__Supplied material__
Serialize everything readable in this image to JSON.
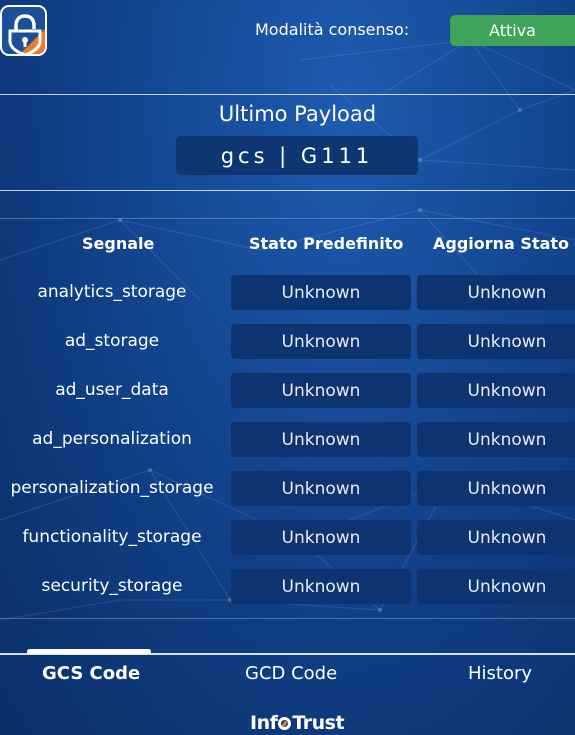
{
  "header": {
    "logo_icon": "lock-shield-icon",
    "consent_label": "Modalità consenso:",
    "consent_status": "Attiva",
    "status_color": "#3fa35a"
  },
  "payload": {
    "title": "Ultimo Payload",
    "value": "gcs | G111"
  },
  "table": {
    "headers": [
      "Segnale",
      "Stato Predefinito",
      "Aggiorna Stato"
    ],
    "rows": [
      {
        "signal": "analytics_storage",
        "default": "Unknown",
        "update": "Unknown"
      },
      {
        "signal": "ad_storage",
        "default": "Unknown",
        "update": "Unknown"
      },
      {
        "signal": "ad_user_data",
        "default": "Unknown",
        "update": "Unknown"
      },
      {
        "signal": "ad_personalization",
        "default": "Unknown",
        "update": "Unknown"
      },
      {
        "signal": "personalization_storage",
        "default": "Unknown",
        "update": "Unknown"
      },
      {
        "signal": "functionality_storage",
        "default": "Unknown",
        "update": "Unknown"
      },
      {
        "signal": "security_storage",
        "default": "Unknown",
        "update": "Unknown"
      }
    ]
  },
  "tabs": [
    {
      "label": "GCS Code",
      "active": true
    },
    {
      "label": "GCD Code",
      "active": false
    },
    {
      "label": "History",
      "active": false
    }
  ],
  "footer": {
    "brand_prefix": "Inf",
    "brand_suffix": "Trust"
  }
}
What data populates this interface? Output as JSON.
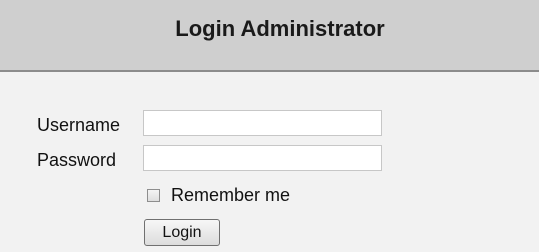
{
  "header": {
    "title": "Login Administrator"
  },
  "form": {
    "username_label": "Username",
    "username_value": "",
    "password_label": "Password",
    "password_value": "",
    "remember_label": "Remember me",
    "remember_checked": false,
    "login_label": "Login"
  },
  "colors": {
    "header_bg": "#cfcfcf",
    "page_bg": "#f2f2f2",
    "divider": "#8c8c8c"
  }
}
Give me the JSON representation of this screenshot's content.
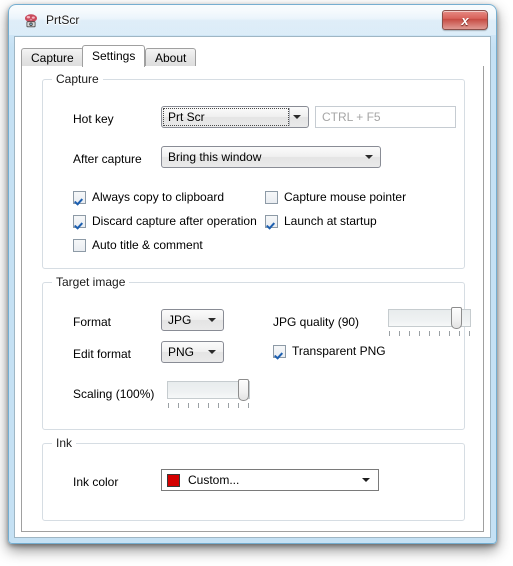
{
  "window": {
    "title": "PrtScr",
    "app_icon": "prtscr-app-icon",
    "close_label": "x",
    "close_icon": "close-icon"
  },
  "tabs": [
    {
      "label": "Capture",
      "active": false
    },
    {
      "label": "Settings",
      "active": true
    },
    {
      "label": "About",
      "active": false
    }
  ],
  "groups": {
    "capture": {
      "title": "Capture",
      "hotkey": {
        "label": "Hot key",
        "value": "Prt Scr",
        "focused": true,
        "preview_placeholder": "CTRL + F5"
      },
      "after_capture": {
        "label": "After capture",
        "value": "Bring this window"
      },
      "checkboxes": [
        {
          "label": "Always copy to clipboard",
          "checked": true
        },
        {
          "label": "Discard capture after operation",
          "checked": true
        },
        {
          "label": "Auto title & comment",
          "checked": false
        },
        {
          "label": "Capture mouse pointer",
          "checked": false
        },
        {
          "label": "Launch at startup",
          "checked": true
        }
      ]
    },
    "target_image": {
      "title": "Target image",
      "format": {
        "label": "Format",
        "value": "JPG"
      },
      "edit_format": {
        "label": "Edit format",
        "value": "PNG"
      },
      "jpg_quality": {
        "label": "JPG quality (90)",
        "value": 90,
        "min": 0,
        "max": 100,
        "ticks": 9
      },
      "transparent_png": {
        "label": "Transparent PNG",
        "checked": true
      },
      "scaling": {
        "label": "Scaling (100%)",
        "value": 100,
        "min": 0,
        "max": 100,
        "ticks": 9
      }
    },
    "ink": {
      "title": "Ink",
      "ink_color": {
        "label": "Ink color",
        "value": "Custom...",
        "swatch": "#d40000"
      }
    }
  },
  "colors": {
    "accent": "#d40000",
    "frame": "#c5e1f4",
    "close_button": "#c64b43",
    "check_mark": "#1d5fb0"
  }
}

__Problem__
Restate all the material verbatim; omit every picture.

__Answer section__
Serialize everything readable in this image to JSON.
{
  "header": {
    "logo_icon": "lock-shield-icon",
    "consent_label": "Modalità consenso:",
    "consent_status": "Attiva",
    "status_color": "#3fa35a"
  },
  "payload": {
    "title": "Ultimo Payload",
    "value": "gcs | G111"
  },
  "table": {
    "headers": [
      "Segnale",
      "Stato Predefinito",
      "Aggiorna Stato"
    ],
    "rows": [
      {
        "signal": "analytics_storage",
        "default": "Unknown",
        "update": "Unknown"
      },
      {
        "signal": "ad_storage",
        "default": "Unknown",
        "update": "Unknown"
      },
      {
        "signal": "ad_user_data",
        "default": "Unknown",
        "update": "Unknown"
      },
      {
        "signal": "ad_personalization",
        "default": "Unknown",
        "update": "Unknown"
      },
      {
        "signal": "personalization_storage",
        "default": "Unknown",
        "update": "Unknown"
      },
      {
        "signal": "functionality_storage",
        "default": "Unknown",
        "update": "Unknown"
      },
      {
        "signal": "security_storage",
        "default": "Unknown",
        "update": "Unknown"
      }
    ]
  },
  "tabs": [
    {
      "label": "GCS Code",
      "active": true
    },
    {
      "label": "GCD Code",
      "active": false
    },
    {
      "label": "History",
      "active": false
    }
  ],
  "footer": {
    "brand_prefix": "Inf",
    "brand_suffix": "Trust"
  }
}
What data populates this interface? Output as JSON.
{
  "header": {
    "title": "Login Administrator"
  },
  "form": {
    "username_label": "Username",
    "username_value": "",
    "password_label": "Password",
    "password_value": "",
    "remember_label": "Remember me",
    "remember_checked": false,
    "login_label": "Login"
  },
  "colors": {
    "header_bg": "#cfcfcf",
    "page_bg": "#f2f2f2",
    "divider": "#8c8c8c"
  }
}
Give me the JSON representation of this screenshot's content.
{
  "window": {
    "title": "PrtScr",
    "app_icon": "prtscr-app-icon",
    "close_label": "x",
    "close_icon": "close-icon"
  },
  "tabs": [
    {
      "label": "Capture",
      "active": false
    },
    {
      "label": "Settings",
      "active": true
    },
    {
      "label": "About",
      "active": false
    }
  ],
  "groups": {
    "capture": {
      "title": "Capture",
      "hotkey": {
        "label": "Hot key",
        "value": "Prt Scr",
        "focused": true,
        "preview_placeholder": "CTRL + F5"
      },
      "after_capture": {
        "label": "After capture",
        "value": "Bring this window"
      },
      "checkboxes": [
        {
          "label": "Always copy to clipboard",
          "checked": true
        },
        {
          "label": "Discard capture after operation",
          "checked": true
        },
        {
          "label": "Auto title & comment",
          "checked": false
        },
        {
          "label": "Capture mouse pointer",
          "checked": false
        },
        {
          "label": "Launch at startup",
          "checked": true
        }
      ]
    },
    "target_image": {
      "title": "Target image",
      "format": {
        "label": "Format",
        "value": "JPG"
      },
      "edit_format": {
        "label": "Edit format",
        "value": "PNG"
      },
      "jpg_quality": {
        "label": "JPG quality (90)",
        "value": 90,
        "min": 0,
        "max": 100,
        "ticks": 9
      },
      "transparent_png": {
        "label": "Transparent PNG",
        "checked": true
      },
      "scaling": {
        "label": "Scaling (100%)",
        "value": 100,
        "min": 0,
        "max": 100,
        "ticks": 9
      }
    },
    "ink": {
      "title": "Ink",
      "ink_color": {
        "label": "Ink color",
        "value": "Custom...",
        "swatch": "#d40000"
      }
    }
  },
  "colors": {
    "accent": "#d40000",
    "frame": "#c5e1f4",
    "close_button": "#c64b43",
    "check_mark": "#1d5fb0"
  }
}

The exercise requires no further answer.